-------- RECORDS PROVIDED --------

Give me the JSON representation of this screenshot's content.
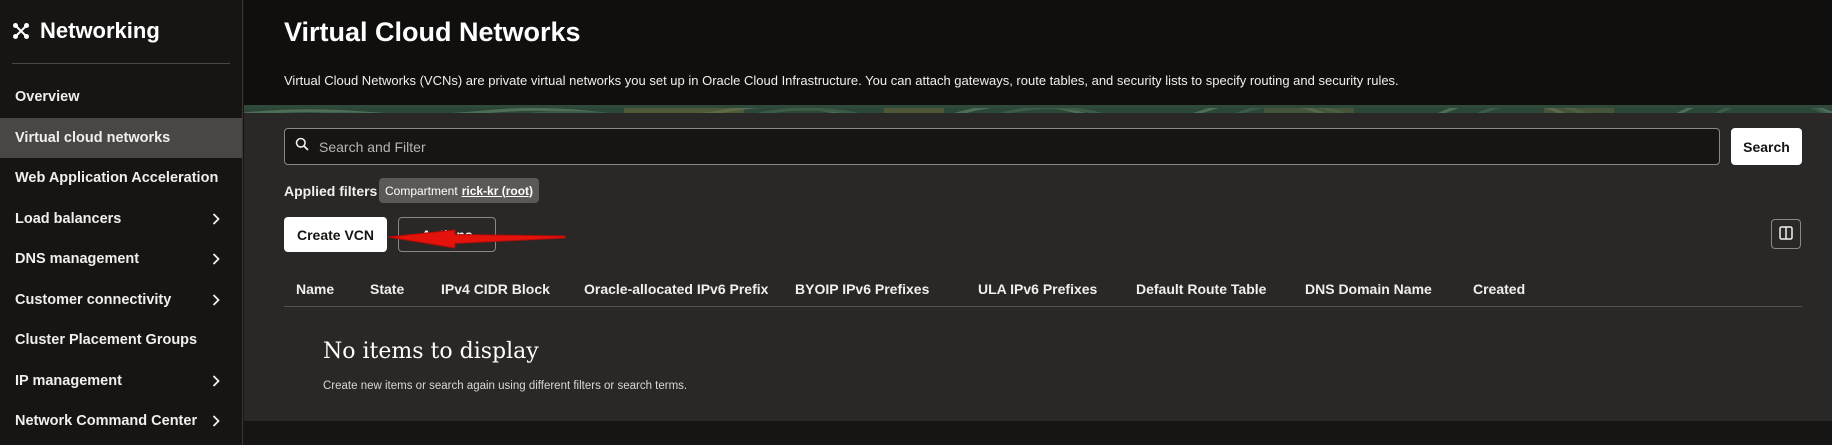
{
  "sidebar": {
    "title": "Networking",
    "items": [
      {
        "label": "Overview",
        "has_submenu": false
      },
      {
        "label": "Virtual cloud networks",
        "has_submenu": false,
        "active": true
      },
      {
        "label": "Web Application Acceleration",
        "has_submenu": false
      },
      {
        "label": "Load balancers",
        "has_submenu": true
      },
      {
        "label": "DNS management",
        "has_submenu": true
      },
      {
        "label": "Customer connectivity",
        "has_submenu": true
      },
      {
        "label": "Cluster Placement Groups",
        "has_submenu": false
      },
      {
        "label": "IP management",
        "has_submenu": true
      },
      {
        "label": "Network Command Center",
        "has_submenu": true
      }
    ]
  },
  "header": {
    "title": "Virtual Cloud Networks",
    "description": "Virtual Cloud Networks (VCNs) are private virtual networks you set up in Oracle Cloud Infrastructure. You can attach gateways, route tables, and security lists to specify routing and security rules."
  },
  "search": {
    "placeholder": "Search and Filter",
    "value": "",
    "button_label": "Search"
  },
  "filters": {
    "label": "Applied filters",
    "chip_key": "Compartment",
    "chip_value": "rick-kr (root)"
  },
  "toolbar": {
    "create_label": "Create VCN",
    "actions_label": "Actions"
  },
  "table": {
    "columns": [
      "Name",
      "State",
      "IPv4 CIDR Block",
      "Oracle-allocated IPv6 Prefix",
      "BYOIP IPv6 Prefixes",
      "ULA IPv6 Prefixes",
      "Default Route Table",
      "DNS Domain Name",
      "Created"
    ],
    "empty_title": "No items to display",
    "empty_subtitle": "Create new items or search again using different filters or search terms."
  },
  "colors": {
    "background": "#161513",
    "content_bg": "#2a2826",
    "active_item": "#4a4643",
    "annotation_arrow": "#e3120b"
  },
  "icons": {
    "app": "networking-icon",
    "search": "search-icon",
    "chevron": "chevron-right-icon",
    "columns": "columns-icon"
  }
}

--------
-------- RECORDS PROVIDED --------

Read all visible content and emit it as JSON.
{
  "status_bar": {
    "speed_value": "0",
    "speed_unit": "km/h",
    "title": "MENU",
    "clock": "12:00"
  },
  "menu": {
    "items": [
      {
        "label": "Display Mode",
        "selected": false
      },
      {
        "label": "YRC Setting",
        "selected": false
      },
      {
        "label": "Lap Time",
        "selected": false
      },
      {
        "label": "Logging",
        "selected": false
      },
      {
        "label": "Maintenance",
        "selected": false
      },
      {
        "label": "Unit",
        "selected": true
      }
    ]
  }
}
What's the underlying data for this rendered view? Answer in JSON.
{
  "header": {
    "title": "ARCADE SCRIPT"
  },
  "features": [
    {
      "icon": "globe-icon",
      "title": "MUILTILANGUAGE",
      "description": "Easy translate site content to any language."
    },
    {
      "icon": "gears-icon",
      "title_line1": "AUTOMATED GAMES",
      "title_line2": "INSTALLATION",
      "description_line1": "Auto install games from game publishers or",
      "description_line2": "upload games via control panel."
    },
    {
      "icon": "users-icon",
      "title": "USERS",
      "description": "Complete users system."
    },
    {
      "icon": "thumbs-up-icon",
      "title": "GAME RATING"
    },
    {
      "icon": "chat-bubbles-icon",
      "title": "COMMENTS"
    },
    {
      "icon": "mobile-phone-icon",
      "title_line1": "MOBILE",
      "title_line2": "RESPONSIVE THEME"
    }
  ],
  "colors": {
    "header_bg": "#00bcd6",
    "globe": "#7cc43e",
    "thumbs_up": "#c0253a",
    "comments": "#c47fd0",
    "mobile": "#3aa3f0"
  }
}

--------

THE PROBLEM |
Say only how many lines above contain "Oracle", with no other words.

SOLUTION BELOW |
2